For instance, the PTAB granted the IPR petition filed by Garmin in early January and has the oral hearing set for August 16th. That should yield a final written decision in 12-13 months from the filing date of the petition. In that case the patent owner waived its right to file a preliminary response but waited almost the full three months before it did so. If the patent owner had promptly filed a waiver of the preliminary response that would have sped up the entire process by about three months.
This suggests that the PTAB intends to remain true to its stated intention of moving these patentability trials along at a brisk pace (even faster than that required by the controlling statute, 12-18 months from institution). The PTAB is well aware that it is intended by Congress to provide an efficient and relatively quick alternative to litigation and, consistent with that directive, the PTAB is outpacing the statutory 18 month timeline (link to earlier post) by a substantial margin.
Just as significantly, the decision instituting trial (here) included a detailed analysis and interpretation of the claims. In the decision to institute, the PTAB interpreted the claims in a manner that may refute a broader stance being advocated by the Patentee in a co-pending litigation. That denial may aid the petitioner in presenting their claim construction positions in the upcoming Markman hearing, especially given that the PTAB was giving the terms their broadest reasonable interpretation.
The Garmin case provides cause for optimism that the PTAB in fact will prove to be both a speedy and an effective forum. In upcoming post-grant proceedings we hope to see similar schedules and thorough decisions which provide the parties substantial guidance on the Patent Office’s view concerning the broadest reasonable claim interpretation.
This would substantially simplify litigation by causing patent owners to abandon unduly broad claim constructions and promptly providing district courts with a final written decision concerning validity. The former will drive many early settlements. The latter will enable district court litigants to focus discovery on the issues which survive post-grant trial scrutiny.
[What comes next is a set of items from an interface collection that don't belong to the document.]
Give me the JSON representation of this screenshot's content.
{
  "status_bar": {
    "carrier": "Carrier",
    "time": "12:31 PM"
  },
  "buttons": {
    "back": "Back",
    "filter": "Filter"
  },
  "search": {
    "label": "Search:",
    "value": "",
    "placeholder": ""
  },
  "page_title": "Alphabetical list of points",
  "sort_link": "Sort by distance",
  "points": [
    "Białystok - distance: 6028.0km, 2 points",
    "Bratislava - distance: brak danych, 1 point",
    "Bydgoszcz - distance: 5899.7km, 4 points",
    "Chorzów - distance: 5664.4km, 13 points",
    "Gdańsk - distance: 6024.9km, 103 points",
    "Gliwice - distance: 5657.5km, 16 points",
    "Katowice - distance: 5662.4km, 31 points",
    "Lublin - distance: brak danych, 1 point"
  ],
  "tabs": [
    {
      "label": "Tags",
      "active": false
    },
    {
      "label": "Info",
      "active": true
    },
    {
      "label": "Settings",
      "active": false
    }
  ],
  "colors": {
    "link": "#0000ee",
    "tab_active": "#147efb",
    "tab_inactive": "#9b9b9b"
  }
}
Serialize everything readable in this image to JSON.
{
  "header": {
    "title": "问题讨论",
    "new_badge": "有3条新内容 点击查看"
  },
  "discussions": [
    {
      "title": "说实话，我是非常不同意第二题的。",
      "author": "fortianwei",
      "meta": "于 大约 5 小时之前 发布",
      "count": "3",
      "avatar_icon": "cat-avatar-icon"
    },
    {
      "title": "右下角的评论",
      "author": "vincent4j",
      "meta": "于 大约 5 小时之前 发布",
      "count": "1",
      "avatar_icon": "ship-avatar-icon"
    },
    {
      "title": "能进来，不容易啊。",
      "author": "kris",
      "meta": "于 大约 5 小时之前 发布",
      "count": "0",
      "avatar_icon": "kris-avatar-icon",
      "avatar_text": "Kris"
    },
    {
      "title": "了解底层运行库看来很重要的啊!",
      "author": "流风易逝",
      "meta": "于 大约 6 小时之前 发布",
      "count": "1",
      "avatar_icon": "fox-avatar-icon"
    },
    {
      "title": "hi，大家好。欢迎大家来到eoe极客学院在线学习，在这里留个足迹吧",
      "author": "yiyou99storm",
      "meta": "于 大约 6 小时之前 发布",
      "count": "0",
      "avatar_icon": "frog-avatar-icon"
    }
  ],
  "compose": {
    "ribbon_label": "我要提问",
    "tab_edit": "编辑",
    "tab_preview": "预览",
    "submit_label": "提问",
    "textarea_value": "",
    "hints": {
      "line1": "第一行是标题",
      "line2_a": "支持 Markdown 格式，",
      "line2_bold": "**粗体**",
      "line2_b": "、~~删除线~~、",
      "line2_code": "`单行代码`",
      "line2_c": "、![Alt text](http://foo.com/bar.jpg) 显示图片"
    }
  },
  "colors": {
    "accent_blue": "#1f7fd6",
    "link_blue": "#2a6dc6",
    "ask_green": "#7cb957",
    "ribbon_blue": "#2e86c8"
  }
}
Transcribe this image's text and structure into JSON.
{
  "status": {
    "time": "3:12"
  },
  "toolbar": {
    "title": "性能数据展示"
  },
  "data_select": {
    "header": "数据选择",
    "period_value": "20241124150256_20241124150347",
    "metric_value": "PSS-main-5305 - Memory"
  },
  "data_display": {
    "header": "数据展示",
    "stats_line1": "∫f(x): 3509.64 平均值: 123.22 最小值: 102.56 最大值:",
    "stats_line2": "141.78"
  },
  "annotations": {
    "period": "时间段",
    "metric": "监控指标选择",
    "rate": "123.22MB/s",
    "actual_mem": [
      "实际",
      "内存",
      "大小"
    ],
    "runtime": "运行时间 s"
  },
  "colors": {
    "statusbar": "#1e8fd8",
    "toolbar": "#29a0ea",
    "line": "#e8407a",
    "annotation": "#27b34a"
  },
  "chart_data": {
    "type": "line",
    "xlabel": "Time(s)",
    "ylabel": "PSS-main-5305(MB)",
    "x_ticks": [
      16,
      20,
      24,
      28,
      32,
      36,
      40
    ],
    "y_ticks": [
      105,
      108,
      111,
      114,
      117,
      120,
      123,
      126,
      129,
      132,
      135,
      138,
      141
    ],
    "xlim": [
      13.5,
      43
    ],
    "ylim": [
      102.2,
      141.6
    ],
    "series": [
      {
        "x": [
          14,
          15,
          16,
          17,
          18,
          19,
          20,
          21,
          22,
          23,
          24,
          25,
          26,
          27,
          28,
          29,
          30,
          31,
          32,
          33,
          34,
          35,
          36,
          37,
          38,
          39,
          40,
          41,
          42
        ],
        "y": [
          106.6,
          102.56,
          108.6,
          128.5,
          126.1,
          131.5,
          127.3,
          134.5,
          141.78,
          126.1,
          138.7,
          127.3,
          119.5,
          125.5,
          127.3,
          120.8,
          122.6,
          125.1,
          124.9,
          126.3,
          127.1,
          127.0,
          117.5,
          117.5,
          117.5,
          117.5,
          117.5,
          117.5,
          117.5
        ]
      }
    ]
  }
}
Especially where the district court stays litigation pending the PTAB proceeding, this will go a long way toward ensuring that district court and ITC litigation is confined to those issues which require extensive discovery or trial.